----- DATA EXTRACT -----

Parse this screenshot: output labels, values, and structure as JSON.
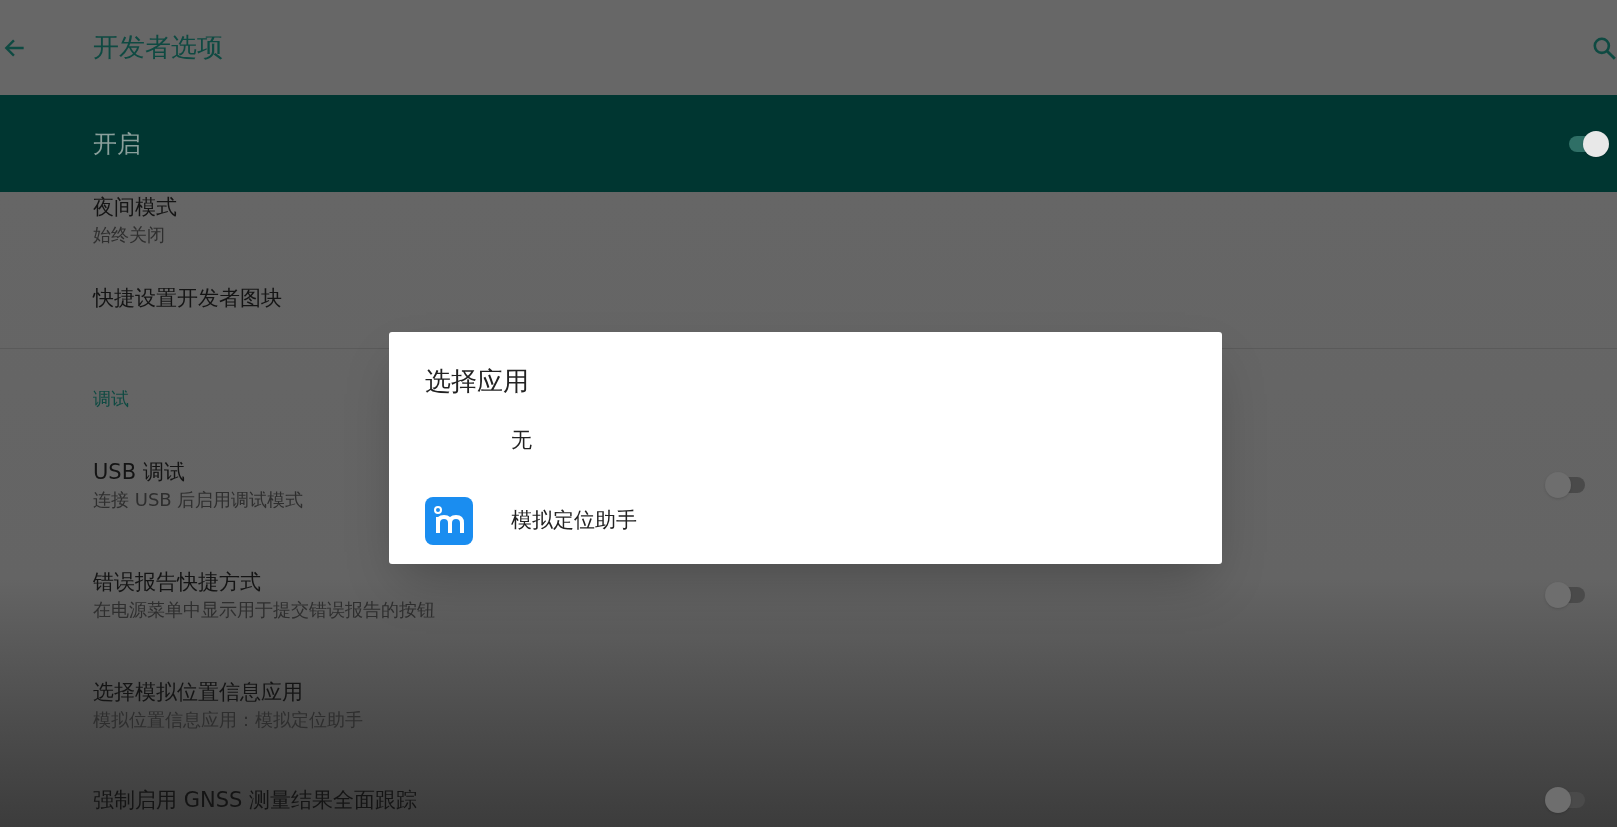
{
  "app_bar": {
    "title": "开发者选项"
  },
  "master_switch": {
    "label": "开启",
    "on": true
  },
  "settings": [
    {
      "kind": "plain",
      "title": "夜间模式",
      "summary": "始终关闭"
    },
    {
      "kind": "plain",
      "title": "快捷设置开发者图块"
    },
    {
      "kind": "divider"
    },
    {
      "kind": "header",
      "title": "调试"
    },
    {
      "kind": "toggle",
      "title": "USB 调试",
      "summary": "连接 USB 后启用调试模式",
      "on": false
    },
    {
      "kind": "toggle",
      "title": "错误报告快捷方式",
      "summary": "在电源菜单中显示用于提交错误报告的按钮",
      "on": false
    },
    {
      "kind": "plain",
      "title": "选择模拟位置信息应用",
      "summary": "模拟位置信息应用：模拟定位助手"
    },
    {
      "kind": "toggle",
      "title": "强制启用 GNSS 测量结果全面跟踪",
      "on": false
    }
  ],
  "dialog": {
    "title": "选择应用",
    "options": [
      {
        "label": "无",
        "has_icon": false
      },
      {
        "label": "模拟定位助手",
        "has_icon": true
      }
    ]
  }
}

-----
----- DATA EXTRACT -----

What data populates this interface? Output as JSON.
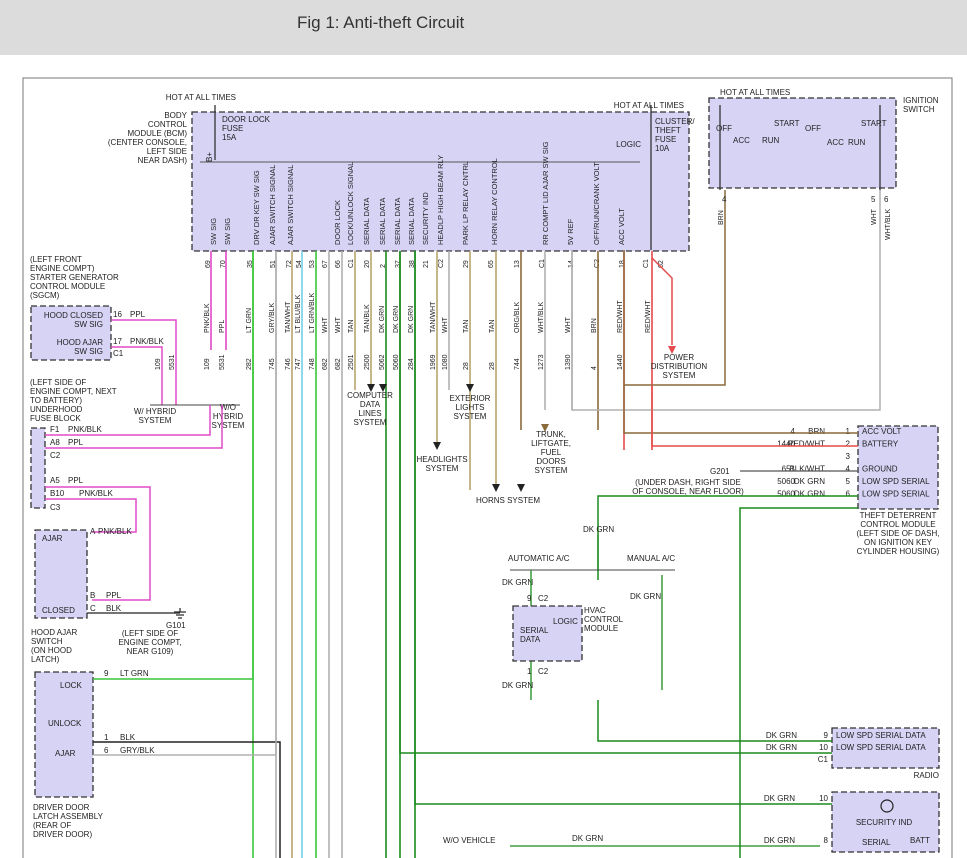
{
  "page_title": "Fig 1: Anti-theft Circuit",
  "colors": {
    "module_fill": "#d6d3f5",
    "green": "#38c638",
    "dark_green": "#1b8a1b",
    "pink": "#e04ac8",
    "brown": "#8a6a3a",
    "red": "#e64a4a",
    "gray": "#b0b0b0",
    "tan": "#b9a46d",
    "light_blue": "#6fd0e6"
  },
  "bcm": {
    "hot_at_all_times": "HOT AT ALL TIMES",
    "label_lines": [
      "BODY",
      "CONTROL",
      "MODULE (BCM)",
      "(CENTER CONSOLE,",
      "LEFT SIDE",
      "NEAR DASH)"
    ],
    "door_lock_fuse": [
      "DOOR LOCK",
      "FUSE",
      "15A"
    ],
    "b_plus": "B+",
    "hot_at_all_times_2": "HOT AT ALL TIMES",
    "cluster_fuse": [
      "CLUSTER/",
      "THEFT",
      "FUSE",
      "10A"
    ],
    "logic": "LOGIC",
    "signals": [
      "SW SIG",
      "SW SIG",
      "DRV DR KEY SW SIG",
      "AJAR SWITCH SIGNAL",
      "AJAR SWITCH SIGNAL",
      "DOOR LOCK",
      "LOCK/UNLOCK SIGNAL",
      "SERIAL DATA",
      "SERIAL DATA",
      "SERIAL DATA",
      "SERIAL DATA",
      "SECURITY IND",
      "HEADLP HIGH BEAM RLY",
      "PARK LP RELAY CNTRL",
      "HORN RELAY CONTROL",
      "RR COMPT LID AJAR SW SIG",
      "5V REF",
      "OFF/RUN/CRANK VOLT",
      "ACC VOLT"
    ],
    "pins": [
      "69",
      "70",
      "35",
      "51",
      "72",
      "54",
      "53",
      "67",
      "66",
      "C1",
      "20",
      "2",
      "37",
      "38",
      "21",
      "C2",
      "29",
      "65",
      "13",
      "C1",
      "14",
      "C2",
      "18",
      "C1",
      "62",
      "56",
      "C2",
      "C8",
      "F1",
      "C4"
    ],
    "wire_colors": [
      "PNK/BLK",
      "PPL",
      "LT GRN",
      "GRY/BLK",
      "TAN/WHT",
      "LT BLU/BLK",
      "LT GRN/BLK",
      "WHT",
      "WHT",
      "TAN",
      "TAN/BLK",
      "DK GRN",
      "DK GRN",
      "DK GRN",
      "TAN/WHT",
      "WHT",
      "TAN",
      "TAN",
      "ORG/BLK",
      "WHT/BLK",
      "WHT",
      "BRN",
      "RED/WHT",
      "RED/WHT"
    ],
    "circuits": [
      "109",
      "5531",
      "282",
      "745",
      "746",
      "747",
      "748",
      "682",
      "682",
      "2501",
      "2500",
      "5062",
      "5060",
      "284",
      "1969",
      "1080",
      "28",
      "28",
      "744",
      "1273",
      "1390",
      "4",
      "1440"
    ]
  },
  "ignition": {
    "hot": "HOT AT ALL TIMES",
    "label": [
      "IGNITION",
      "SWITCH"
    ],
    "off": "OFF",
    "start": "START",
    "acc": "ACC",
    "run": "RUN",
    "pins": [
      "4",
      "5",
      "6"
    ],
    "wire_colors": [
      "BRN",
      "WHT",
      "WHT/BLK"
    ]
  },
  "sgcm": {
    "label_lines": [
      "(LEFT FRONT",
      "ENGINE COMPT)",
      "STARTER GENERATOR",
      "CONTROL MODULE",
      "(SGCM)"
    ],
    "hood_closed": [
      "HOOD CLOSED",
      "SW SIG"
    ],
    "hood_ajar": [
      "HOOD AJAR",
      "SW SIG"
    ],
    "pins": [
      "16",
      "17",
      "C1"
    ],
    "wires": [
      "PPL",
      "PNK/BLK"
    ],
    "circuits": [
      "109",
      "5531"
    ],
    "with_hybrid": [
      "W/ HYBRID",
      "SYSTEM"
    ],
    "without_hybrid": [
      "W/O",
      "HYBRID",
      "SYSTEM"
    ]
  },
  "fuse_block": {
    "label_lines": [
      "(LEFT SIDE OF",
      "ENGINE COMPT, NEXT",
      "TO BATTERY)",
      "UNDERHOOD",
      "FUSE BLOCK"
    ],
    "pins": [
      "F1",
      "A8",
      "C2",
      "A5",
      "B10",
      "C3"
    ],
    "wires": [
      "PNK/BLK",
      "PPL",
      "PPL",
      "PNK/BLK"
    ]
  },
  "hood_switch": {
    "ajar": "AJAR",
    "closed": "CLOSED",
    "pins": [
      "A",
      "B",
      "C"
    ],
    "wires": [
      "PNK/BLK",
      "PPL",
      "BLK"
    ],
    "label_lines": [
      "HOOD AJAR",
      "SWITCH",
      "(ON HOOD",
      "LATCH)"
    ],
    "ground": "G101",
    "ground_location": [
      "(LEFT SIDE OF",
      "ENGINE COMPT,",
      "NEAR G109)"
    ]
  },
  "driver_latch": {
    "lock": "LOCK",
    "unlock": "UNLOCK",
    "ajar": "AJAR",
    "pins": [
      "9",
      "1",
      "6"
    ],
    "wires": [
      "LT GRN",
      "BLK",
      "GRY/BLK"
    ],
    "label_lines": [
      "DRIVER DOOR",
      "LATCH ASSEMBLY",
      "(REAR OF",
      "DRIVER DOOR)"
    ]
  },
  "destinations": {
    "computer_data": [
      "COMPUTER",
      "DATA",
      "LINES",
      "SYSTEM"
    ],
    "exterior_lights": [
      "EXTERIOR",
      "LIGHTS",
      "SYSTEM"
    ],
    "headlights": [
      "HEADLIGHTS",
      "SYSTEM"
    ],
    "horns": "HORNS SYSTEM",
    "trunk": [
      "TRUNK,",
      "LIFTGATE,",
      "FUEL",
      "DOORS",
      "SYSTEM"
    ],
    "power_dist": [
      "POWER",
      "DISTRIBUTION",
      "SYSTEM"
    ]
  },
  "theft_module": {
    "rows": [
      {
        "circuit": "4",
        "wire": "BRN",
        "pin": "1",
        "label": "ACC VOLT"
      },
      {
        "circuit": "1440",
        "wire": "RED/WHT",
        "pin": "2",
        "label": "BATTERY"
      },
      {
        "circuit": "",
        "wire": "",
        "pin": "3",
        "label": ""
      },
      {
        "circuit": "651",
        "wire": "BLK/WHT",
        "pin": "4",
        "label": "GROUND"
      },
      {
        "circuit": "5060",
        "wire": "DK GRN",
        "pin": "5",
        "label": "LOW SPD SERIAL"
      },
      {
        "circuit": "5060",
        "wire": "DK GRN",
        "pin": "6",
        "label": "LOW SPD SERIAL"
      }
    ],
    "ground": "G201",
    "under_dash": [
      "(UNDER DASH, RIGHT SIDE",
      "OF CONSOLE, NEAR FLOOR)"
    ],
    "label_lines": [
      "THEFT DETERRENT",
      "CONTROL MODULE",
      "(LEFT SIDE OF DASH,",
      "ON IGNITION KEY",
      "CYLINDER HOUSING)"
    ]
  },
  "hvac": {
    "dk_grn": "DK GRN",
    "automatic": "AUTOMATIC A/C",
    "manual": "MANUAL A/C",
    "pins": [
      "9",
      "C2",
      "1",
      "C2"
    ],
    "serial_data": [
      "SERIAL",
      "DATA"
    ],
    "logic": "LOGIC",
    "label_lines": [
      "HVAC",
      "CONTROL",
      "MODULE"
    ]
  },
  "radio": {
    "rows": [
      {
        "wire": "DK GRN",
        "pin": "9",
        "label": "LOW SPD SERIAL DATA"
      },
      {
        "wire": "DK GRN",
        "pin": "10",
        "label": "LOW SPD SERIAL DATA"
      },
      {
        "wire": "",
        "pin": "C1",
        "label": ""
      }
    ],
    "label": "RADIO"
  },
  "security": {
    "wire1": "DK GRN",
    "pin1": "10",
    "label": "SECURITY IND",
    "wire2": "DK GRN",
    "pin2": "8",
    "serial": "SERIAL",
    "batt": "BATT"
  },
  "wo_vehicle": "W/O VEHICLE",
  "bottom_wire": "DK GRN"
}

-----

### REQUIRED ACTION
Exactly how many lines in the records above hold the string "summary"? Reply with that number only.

### TASK ANSWER
4